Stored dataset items
···
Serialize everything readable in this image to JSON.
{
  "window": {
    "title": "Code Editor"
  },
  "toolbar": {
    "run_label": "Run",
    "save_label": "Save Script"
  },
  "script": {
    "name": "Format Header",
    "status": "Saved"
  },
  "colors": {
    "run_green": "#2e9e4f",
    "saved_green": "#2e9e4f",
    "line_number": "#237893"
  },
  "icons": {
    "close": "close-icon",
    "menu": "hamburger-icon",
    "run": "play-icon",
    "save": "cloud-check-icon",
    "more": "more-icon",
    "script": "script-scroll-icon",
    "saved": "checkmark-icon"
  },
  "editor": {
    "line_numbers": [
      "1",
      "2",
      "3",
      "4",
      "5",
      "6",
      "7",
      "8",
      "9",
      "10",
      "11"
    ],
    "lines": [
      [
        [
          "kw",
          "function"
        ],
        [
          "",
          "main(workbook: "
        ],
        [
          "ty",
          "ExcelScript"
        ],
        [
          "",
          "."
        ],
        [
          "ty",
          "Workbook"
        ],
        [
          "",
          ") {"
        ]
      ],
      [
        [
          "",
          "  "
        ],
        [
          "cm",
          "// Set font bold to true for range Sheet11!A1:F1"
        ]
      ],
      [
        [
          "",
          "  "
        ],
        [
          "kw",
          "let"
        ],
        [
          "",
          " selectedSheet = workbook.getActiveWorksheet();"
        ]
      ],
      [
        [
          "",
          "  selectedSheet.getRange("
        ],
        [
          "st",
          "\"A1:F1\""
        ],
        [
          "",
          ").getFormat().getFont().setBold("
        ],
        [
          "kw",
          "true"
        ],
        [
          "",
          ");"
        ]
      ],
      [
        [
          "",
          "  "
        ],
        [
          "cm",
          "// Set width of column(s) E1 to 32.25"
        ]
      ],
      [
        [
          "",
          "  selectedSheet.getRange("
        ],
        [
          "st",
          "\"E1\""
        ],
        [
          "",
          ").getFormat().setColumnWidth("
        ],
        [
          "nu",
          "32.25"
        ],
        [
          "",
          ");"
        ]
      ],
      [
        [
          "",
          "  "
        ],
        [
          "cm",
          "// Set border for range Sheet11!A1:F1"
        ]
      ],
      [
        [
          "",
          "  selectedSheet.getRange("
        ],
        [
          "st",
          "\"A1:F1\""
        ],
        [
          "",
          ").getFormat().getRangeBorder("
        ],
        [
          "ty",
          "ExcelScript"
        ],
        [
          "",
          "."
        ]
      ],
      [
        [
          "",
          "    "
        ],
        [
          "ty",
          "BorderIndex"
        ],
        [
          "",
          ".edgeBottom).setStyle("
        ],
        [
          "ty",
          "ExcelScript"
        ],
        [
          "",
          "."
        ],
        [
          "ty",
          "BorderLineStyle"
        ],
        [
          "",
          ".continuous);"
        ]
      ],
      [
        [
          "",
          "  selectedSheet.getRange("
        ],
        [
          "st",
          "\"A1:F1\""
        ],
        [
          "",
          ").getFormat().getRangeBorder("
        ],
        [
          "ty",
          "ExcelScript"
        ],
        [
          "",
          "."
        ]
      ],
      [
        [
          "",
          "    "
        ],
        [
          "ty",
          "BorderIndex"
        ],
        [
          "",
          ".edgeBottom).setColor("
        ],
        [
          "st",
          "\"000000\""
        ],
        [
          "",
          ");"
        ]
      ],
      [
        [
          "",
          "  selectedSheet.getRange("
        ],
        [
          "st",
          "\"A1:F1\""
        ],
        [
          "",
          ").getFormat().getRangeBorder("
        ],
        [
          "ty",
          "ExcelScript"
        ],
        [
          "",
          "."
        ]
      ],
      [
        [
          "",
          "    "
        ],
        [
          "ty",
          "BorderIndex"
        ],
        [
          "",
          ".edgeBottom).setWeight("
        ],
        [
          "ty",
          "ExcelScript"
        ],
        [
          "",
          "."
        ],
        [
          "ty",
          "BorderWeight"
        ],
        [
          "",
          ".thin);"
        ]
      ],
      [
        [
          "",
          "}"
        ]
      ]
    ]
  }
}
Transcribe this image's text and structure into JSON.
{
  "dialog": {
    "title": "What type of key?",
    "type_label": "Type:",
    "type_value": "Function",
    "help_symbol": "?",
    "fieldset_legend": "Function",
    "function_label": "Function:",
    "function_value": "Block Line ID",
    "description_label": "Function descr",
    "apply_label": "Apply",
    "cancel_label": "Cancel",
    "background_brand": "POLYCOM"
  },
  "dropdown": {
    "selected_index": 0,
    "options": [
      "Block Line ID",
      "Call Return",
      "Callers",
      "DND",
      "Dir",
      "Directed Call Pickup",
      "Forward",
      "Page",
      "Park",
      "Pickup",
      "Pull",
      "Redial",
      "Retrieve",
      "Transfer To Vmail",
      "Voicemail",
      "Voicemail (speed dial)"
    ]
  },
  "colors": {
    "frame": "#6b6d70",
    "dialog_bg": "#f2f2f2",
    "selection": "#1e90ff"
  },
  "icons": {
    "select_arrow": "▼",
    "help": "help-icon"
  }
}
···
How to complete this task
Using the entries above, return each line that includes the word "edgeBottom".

Response
          ".edgeBottom).setStyle("
          ".edgeBottom).setColor("
          ".edgeBottom).setWeight("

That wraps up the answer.